### Brief
All records after this line are to be returned verbatim.

### Given data
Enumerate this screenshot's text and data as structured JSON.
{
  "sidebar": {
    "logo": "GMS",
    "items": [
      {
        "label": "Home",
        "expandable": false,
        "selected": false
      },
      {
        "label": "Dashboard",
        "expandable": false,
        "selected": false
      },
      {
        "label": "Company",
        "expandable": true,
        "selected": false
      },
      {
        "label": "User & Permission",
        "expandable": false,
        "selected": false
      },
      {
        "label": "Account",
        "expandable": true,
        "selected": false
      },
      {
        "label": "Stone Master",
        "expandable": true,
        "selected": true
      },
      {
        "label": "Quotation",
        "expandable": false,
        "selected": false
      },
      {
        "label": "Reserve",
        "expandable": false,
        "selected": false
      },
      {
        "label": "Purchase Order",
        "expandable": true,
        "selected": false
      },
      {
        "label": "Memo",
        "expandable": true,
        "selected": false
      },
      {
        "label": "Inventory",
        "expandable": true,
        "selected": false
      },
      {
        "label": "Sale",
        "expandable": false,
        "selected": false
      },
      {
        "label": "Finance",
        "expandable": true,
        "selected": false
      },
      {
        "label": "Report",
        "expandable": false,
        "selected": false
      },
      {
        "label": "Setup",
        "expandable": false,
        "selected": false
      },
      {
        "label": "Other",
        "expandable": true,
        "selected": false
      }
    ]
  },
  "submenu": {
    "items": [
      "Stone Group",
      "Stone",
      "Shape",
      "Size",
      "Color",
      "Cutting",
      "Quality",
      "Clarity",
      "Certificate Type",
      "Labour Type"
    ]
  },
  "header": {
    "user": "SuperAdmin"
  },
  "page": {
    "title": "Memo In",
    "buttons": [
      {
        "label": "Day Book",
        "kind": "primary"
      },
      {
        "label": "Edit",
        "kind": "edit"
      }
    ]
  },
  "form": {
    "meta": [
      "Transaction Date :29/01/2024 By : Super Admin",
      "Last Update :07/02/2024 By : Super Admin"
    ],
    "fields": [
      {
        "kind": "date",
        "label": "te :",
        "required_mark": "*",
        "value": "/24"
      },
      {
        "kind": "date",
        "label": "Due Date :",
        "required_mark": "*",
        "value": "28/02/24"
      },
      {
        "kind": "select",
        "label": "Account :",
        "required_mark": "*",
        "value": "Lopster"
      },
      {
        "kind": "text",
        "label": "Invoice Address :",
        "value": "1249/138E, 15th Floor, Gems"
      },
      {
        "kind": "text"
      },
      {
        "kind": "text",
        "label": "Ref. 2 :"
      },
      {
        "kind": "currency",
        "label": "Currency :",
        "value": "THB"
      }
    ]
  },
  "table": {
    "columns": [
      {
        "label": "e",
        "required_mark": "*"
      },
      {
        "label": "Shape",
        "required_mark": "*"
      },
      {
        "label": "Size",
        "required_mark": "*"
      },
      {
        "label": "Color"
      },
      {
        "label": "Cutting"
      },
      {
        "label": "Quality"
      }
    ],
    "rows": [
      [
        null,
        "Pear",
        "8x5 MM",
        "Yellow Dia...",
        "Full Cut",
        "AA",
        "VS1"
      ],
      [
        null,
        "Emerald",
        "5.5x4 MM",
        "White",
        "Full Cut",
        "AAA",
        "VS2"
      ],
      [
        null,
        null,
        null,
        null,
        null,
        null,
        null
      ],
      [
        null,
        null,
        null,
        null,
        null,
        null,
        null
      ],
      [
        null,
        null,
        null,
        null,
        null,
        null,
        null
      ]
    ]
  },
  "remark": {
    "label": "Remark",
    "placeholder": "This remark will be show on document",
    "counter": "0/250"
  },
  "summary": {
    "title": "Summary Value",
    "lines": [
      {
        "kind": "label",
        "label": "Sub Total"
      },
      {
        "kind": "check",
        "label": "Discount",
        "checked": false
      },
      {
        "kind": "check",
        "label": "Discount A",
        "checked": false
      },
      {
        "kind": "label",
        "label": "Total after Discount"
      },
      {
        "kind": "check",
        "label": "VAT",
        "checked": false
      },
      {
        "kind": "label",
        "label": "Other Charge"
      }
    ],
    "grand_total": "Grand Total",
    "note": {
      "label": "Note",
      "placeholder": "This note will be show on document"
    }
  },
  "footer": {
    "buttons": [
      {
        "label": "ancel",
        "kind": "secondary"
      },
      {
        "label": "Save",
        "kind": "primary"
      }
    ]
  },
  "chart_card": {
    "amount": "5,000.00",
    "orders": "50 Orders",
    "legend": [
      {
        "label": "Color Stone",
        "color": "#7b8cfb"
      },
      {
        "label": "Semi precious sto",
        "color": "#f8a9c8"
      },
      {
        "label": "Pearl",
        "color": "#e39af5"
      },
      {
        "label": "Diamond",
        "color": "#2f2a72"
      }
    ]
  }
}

### Response to the task
Enumerate this screenshot's text and data as structured JSON.
{
  "sidebar": {
    "logo": "GMS",
    "items": [
      {
        "label": "Home",
        "expandable": false,
        "selected": false
      },
      {
        "label": "Dashboard",
        "expandable": false,
        "selected": false
      },
      {
        "label": "Company",
        "expandable": true,
        "selected": false
      },
      {
        "label": "User & Permission",
        "expandable": false,
        "selected": false
      },
      {
        "label": "Account",
        "expandable": true,
        "selected": false
      },
      {
        "label": "Stone Master",
        "expandable": true,
        "selected": true
      },
      {
        "label": "Quotation",
        "expandable": false,
        "selected": false
      },
      {
        "label": "Reserve",
        "expandable": false,
        "selected": false
      },
      {
        "label": "Purchase Order",
        "expandable": true,
        "selected": false
      },
      {
        "label": "Memo",
        "expandable": true,
        "selected": false
      },
      {
        "label": "Inventory",
        "expandable": true,
        "selected": false
      },
      {
        "label": "Sale",
        "expandable": false,
        "selected": false
      },
      {
        "label": "Finance",
        "expandable": true,
        "selected": false
      },
      {
        "label": "Report",
        "expandable": false,
        "selected": false
      },
      {
        "label": "Setup",
        "expandable": false,
        "selected": false
      },
      {
        "label": "Other",
        "expandable": true,
        "selected": false
      }
    ]
  },
  "submenu": {
    "items": [
      "Stone Group",
      "Stone",
      "Shape",
      "Size",
      "Color",
      "Cutting",
      "Quality",
      "Clarity",
      "Certificate Type",
      "Labour Type"
    ]
  },
  "header": {
    "user": "SuperAdmin"
  },
  "page": {
    "title": "Memo In",
    "buttons": [
      {
        "label": "Day Book",
        "kind": "primary"
      },
      {
        "label": "Edit",
        "kind": "edit"
      }
    ]
  },
  "form": {
    "meta": [
      "Transaction Date :29/01/2024 By : Super Admin",
      "Last Update :07/02/2024 By : Super Admin"
    ],
    "fields": [
      {
        "kind": "date",
        "label": "te :",
        "required_mark": "*",
        "value": "/24"
      },
      {
        "kind": "date",
        "label": "Due Date :",
        "required_mark": "*",
        "value": "28/02/24"
      },
      {
        "kind": "select",
        "label": "Account :",
        "required_mark": "*",
        "value": "Lopster"
      },
      {
        "kind": "text",
        "label": "Invoice Address :",
        "value": "1249/138E, 15th Floor, Gems"
      },
      {
        "kind": "text"
      },
      {
        "kind": "text",
        "label": "Ref. 2 :"
      },
      {
        "kind": "currency",
        "label": "Currency :",
        "value": "THB"
      }
    ]
  },
  "table": {
    "columns": [
      {
        "label": "e",
        "required_mark": "*"
      },
      {
        "label": "Shape",
        "required_mark": "*"
      },
      {
        "label": "Size",
        "required_mark": "*"
      },
      {
        "label": "Color"
      },
      {
        "label": "Cutting"
      },
      {
        "label": "Quality"
      }
    ],
    "rows": [
      [
        null,
        "Pear",
        "8x5 MM",
        "Yellow Dia...",
        "Full Cut",
        "AA",
        "VS1"
      ],
      [
        null,
        "Emerald",
        "5.5x4 MM",
        "White",
        "Full Cut",
        "AAA",
        "VS2"
      ],
      [
        null,
        null,
        null,
        null,
        null,
        null,
        null
      ],
      [
        null,
        null,
        null,
        null,
        null,
        null,
        null
      ],
      [
        null,
        null,
        null,
        null,
        null,
        null,
        null
      ]
    ]
  },
  "remark": {
    "label": "Remark",
    "placeholder": "This remark will be show on document",
    "counter": "0/250"
  },
  "summary": {
    "title": "Summary Value",
    "lines": [
      {
        "kind": "label",
        "label": "Sub Total"
      },
      {
        "kind": "check",
        "label": "Discount",
        "checked": false
      },
      {
        "kind": "check",
        "label": "Discount A",
        "checked": false
      },
      {
        "kind": "label",
        "label": "Total after Discount"
      },
      {
        "kind": "check",
        "label": "VAT",
        "checked": false
      },
      {
        "kind": "label",
        "label": "Other Charge"
      }
    ],
    "grand_total": "Grand Total",
    "note": {
      "label": "Note",
      "placeholder": "This note will be show on document"
    }
  },
  "footer": {
    "buttons": [
      {
        "label": "ancel",
        "kind": "secondary"
      },
      {
        "label": "Save",
        "kind": "primary"
      }
    ]
  },
  "chart_card": {
    "amount": "5,000.00",
    "orders": "50 Orders",
    "legend": [
      {
        "label": "Color Stone",
        "color": "#7b8cfb"
      },
      {
        "label": "Semi precious sto",
        "color": "#f8a9c8"
      },
      {
        "label": "Pearl",
        "color": "#e39af5"
      },
      {
        "label": "Diamond",
        "color": "#2f2a72"
      }
    ]
  }
}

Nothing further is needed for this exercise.